[Web page and app entries]
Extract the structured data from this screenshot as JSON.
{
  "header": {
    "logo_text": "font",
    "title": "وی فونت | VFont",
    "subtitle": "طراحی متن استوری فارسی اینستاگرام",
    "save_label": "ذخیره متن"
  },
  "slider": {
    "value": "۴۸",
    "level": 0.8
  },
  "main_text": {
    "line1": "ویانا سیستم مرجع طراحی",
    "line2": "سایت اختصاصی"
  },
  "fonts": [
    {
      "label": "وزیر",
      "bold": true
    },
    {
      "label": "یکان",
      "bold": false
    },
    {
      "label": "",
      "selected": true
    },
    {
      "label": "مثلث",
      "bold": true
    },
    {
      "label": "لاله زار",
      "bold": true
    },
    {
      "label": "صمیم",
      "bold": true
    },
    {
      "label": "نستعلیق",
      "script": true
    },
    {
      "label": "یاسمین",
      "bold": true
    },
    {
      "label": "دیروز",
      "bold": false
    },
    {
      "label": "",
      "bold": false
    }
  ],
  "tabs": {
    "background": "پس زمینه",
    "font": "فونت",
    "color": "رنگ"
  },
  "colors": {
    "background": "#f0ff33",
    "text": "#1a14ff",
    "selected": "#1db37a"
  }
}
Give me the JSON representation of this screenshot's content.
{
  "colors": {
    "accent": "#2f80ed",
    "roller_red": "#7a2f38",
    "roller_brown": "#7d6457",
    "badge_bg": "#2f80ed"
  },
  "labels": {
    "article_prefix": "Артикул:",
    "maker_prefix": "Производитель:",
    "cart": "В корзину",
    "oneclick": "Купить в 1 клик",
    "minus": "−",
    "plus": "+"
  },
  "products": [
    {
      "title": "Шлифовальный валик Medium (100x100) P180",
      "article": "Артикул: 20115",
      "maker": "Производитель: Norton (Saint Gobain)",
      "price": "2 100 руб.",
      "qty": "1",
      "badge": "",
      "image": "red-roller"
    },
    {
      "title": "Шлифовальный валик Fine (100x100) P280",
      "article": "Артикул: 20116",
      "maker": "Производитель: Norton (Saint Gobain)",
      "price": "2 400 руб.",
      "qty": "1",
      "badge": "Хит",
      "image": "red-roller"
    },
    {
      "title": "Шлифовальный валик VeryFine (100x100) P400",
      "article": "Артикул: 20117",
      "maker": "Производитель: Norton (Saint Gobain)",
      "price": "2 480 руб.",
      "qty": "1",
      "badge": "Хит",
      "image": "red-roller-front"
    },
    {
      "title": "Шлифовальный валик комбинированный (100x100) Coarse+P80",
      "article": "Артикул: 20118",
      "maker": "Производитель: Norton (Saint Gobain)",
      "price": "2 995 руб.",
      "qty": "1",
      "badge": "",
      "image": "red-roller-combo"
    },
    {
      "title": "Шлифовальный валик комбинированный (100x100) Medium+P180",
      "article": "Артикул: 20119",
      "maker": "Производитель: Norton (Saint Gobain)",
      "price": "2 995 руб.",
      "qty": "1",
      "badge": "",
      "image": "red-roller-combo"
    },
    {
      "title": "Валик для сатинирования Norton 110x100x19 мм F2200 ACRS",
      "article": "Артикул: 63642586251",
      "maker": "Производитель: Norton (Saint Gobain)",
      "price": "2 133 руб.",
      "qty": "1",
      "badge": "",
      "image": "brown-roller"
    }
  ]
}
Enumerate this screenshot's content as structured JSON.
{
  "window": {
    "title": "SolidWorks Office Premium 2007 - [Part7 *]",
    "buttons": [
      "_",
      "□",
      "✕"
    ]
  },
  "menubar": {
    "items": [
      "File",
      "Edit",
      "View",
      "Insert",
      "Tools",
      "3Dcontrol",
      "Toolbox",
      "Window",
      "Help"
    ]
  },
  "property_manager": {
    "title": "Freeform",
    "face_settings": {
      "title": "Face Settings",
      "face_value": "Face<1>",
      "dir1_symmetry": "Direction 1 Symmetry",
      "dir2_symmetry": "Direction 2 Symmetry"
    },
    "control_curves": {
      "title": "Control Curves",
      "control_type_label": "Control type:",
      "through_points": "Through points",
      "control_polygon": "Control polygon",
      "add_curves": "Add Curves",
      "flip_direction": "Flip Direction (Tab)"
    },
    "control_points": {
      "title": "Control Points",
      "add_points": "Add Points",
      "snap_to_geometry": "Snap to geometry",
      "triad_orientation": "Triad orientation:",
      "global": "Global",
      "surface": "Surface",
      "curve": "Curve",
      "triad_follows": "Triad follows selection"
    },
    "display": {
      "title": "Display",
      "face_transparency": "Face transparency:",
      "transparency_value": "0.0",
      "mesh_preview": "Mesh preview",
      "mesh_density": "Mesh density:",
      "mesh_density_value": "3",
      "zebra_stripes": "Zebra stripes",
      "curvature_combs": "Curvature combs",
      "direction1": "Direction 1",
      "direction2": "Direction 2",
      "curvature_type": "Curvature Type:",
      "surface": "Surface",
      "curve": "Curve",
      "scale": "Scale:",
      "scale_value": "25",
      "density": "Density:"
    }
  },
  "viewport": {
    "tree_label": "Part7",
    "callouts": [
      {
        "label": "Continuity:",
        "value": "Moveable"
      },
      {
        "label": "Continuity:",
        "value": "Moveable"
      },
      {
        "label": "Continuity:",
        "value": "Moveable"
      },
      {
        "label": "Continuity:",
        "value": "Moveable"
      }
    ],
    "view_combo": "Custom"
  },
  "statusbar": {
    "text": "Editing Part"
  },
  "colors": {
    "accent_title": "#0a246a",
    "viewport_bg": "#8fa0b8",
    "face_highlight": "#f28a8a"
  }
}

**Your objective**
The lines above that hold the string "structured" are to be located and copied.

**Response to the exercise**
Extract the structured data from this screenshot as JSON.
Enumerate this screenshot's content as structured JSON.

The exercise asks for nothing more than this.